This initiative aimed to promote community and victim participation and allows for victims to follow proceedings.

As one of the representatives stated: “I am privileged to have travelled and confirmed with my own eyes that the ICC in fact exists. I saw Ongwen in the court, and this means we have not been told lies about his trial.

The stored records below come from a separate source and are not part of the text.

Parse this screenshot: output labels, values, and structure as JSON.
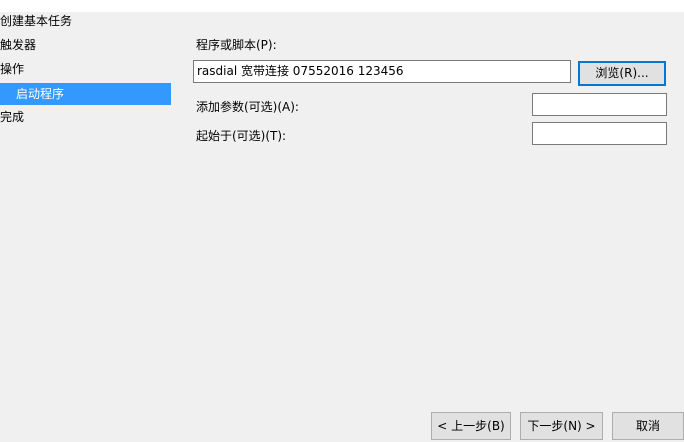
{
  "wizard": {
    "title": "创建基本任务",
    "nav": [
      {
        "label": "触发器"
      },
      {
        "label": "操作"
      },
      {
        "label": "启动程序"
      },
      {
        "label": "完成"
      }
    ]
  },
  "form": {
    "program_label": "程序或脚本(P):",
    "program_value": "rasdial 宽带连接 07552016  123456",
    "browse_label": "浏览(R)...",
    "args_label": "添加参数(可选)(A):",
    "args_value": "",
    "start_in_label": "起始于(可选)(T):",
    "start_in_value": ""
  },
  "footer": {
    "back_label": "< 上一步(B)",
    "next_label": "下一步(N) >",
    "cancel_label": "取消"
  }
}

Even if not all people were able to come, they have at least been represented by us.”

Furthermore, in northern Uganda and Kampala, the ICC trial was live streamed and translated in various places so that local communities in areas most affected can follow and understand the proceedings.

The representatives of both groups of participating victims illustrated the continuous harm suffered by the victims and voiced their clients’ different expectations of the trial.

The Office of the Public Counsel for the Defense representative Paolina Massida, underlined the harm and psychological trauma suffered by numerous women abducted by the LRA, such as their inability to form normal personal relationships.

One victim, who expressed her suffering in a video presented by Massida, said “only justice could make us feel alive again”.

Independent counsel for victims Joseph Akwenyu Manoba and Francis Cox described the disastrous consequences the LRA conflict had on men of the affected communities.

They noted the physical injuries and psychological scars caused by the crimes of the LRA and how victims of sexual crimes continued to suffer.

They highlighted that men were left with no desire to work, and developed issues such as alcoholism.

They also noted the challenges former child soldiers conscripted by the LRA faced with reintegrating into societies and the stigma they experienced from being associated with the group.

 

Defense request for psychiatric evaluation dismissed

The evening before the opening of the trial, the defense team submitted a motion requesting the Court to halt the trial while psychiatric evaluations of Ongwen were carried out.

After conducting their own expert psychological examination, the defense claimed Ongwen does not understand the charges against him, is mentally unfit that prevents him from understanding the unlawfulness of his actions, and is therefore not fit to stand trial.

The request was dismissed by President Bertram Schmitt, with him underlining the untimeliness of the motion and emphasizing the importance of conducting an efficient and expeditious trial. He also noted that the Defense had failed to provide the Court with their expert report on the mental condition of Ongwen.

A further psychological assessment by the ICC Registry may be conducted, said the judges.